BLACK LIVES MATTER
TELFAR FW2019 “COUNTRY” is presented in celebration of Black Future(s) Month, an initiative of Black Lives Matter — a partnership we are commemorating with a collaborative T Shirt available for purchase in their shop. Celebrated annually in the month of February and in conjunction with Black History Month, Black Lives Matter Arts+Culture X Black Futures Month challenges us to envision and construct a world where Black people are liberated, a world where we are free. Black Lives Matter Arts+Culture X Black Futures Month will change the way we see the world and we see ourselves — free from white supremacy and oppression.
FW 2019 is made possible and marks the beginning of TELFAR’s partnership with the original Italian streetwear legends SLAM JAM (Stussy/Nappa by Martine Rose, etc) — deepening their commitment to the culture behind the commerce of streetwear. The collection will be available for press to see at the Slam Jam showroom which has been art directed by TELFAR, occupying the iconic First National Bank building on the corner of Canal and Broadway with a two story installation in collaboration with Kaleidoscope Magazine, featuring a performance by Onyx Collective and an active studio for the artist Travis Fish.
For the second season TELFAR partners with Budweiser — the perfect pairing for our claim on the heart of Americana. This season we integrate their iconic imagery into cowboy boots, belt buckles and more — and integrate the dramatic video of our performance into a large scale project planned for 2019.
TELFAR and White Castle are almost synonymous at this point — having designed the uniforms for the classic American fast food chain for the past three years, no TELFAR party is complete without White Castle sliders on hand. This year we continue the partnership and our work together for the Robert F Kennedy Human Rights Fund — which pays bail for minors held pre-trial on Rikers Island with the next iteration of our sold-out LEFRAK streetwear capsule slated for release in White Castle locations nationwide this fall.

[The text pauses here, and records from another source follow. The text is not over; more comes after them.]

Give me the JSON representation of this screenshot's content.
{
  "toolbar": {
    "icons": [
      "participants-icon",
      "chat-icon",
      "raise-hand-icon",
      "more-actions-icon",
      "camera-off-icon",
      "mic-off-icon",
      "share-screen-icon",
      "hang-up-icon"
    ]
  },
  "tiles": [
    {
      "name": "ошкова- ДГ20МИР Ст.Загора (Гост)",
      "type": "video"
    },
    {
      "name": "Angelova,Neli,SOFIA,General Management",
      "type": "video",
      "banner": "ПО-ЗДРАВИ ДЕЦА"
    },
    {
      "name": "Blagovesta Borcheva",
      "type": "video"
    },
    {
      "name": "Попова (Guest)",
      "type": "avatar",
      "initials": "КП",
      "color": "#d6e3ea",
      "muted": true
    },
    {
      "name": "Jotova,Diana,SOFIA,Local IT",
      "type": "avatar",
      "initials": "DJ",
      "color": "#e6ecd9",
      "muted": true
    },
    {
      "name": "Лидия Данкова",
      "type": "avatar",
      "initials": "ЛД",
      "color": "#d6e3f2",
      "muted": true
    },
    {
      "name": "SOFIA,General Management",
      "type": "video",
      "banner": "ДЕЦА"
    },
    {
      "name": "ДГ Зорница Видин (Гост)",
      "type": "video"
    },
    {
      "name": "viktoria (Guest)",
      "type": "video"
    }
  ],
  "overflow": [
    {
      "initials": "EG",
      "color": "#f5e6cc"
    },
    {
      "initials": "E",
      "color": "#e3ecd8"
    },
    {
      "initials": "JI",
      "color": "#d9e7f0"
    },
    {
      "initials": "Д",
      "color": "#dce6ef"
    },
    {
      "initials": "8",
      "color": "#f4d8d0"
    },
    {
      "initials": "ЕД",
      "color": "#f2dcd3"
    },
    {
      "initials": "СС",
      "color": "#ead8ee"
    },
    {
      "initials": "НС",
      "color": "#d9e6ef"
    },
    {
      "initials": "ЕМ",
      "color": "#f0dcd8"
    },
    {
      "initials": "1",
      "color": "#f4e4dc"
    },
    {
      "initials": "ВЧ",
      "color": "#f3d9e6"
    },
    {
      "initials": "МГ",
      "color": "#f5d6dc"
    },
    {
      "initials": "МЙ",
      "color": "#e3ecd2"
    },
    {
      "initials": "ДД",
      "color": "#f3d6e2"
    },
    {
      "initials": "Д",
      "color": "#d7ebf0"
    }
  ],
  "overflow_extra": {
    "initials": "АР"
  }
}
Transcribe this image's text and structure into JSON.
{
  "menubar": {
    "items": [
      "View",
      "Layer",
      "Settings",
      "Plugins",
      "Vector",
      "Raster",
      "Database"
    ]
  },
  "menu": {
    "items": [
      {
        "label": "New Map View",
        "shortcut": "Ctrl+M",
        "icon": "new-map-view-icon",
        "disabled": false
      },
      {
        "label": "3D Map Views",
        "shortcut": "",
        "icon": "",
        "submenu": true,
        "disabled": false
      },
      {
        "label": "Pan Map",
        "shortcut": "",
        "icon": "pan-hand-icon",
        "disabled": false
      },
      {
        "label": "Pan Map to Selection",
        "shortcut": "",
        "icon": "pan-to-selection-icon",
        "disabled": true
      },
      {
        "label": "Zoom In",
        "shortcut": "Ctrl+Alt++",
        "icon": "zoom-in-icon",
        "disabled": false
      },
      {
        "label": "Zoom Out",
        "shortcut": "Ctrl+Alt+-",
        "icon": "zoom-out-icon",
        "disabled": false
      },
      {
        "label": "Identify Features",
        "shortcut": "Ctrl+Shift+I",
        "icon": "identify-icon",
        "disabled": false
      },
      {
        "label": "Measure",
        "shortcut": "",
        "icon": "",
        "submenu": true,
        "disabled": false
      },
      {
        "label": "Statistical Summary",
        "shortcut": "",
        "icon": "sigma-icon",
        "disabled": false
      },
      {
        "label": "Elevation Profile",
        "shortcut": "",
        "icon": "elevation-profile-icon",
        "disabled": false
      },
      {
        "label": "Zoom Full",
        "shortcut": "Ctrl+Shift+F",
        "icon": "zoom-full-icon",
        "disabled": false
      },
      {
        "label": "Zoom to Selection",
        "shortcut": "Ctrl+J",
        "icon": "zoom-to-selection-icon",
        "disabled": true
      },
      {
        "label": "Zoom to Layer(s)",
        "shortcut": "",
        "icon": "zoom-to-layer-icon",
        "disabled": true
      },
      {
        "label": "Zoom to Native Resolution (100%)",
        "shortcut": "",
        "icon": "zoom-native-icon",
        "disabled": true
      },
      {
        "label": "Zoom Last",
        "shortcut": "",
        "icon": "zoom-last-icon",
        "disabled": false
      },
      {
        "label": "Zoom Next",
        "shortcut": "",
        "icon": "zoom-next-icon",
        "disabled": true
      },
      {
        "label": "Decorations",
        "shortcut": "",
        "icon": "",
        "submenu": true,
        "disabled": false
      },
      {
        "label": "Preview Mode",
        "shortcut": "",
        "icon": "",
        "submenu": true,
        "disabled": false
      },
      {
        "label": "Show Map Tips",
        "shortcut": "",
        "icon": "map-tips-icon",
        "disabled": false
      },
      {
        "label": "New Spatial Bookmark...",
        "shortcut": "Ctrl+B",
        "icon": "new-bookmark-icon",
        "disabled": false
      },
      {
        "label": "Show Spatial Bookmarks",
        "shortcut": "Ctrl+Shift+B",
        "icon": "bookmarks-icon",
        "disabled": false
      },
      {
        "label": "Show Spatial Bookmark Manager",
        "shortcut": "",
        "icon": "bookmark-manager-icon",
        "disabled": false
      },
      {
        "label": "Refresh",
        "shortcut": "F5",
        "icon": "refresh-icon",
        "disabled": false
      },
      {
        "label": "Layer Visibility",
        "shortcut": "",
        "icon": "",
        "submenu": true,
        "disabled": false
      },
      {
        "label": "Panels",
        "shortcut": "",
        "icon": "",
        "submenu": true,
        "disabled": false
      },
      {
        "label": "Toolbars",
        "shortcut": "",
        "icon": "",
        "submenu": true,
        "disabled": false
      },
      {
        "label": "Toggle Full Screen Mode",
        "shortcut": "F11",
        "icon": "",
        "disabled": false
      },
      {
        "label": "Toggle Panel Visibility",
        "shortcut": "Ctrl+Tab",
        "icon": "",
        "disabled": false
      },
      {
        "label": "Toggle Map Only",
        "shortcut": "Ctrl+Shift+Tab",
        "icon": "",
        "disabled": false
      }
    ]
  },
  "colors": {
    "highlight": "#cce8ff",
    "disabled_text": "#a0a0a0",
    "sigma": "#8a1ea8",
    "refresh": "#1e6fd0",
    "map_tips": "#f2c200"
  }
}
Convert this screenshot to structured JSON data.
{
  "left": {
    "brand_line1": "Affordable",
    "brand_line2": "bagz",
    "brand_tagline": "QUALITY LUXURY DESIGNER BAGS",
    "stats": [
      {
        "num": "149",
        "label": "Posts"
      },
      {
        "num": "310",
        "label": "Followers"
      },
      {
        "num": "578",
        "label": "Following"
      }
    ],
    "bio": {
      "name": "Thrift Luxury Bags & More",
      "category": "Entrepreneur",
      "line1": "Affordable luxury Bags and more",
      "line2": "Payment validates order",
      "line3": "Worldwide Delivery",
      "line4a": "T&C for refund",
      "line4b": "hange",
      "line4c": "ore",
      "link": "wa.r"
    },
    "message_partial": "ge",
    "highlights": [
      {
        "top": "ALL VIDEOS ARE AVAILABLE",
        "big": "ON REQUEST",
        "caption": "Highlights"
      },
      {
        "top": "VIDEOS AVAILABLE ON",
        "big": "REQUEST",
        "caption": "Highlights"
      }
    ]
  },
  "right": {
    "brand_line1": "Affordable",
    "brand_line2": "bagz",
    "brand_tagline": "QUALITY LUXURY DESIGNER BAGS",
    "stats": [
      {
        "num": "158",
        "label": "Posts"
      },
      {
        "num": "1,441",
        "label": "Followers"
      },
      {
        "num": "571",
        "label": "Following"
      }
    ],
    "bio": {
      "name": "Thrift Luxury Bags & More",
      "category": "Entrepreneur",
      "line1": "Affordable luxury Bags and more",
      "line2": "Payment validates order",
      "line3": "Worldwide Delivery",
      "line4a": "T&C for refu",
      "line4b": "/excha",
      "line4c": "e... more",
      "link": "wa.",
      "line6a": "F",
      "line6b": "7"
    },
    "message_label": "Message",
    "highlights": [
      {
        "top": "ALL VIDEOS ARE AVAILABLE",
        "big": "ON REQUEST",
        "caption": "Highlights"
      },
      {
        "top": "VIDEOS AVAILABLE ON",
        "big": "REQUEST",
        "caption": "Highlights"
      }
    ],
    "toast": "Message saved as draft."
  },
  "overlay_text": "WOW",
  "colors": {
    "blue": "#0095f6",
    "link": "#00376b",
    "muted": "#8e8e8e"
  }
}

Become a queer, Liberian-American eighteen year old, travel back to 2004 and establish a 100% unisex fashion line in New York City. Try to make clothes that do not exist on the market — just as you don’t exist in the world. Try to make pure garments without the ornament of gender, race, class; high and low; male or female. Don’t have any money. Find your inspiration from not just the best clothes but the most clothes: the material reality of clothes, as a flow of communication, as a form of pollution; be as inspired by Old Navy as Helmut Lang. Persist for a decade despite being ignored. If the road is closed to you — cut a new one. If you can’t get into stores, get into museums. Design the uniforms for 10,000 employees of White Castle. Win the CFDA/Vogue Fashion Fund. Keep your family close, ignore the bullsh*t. Good luck — lot’s of love.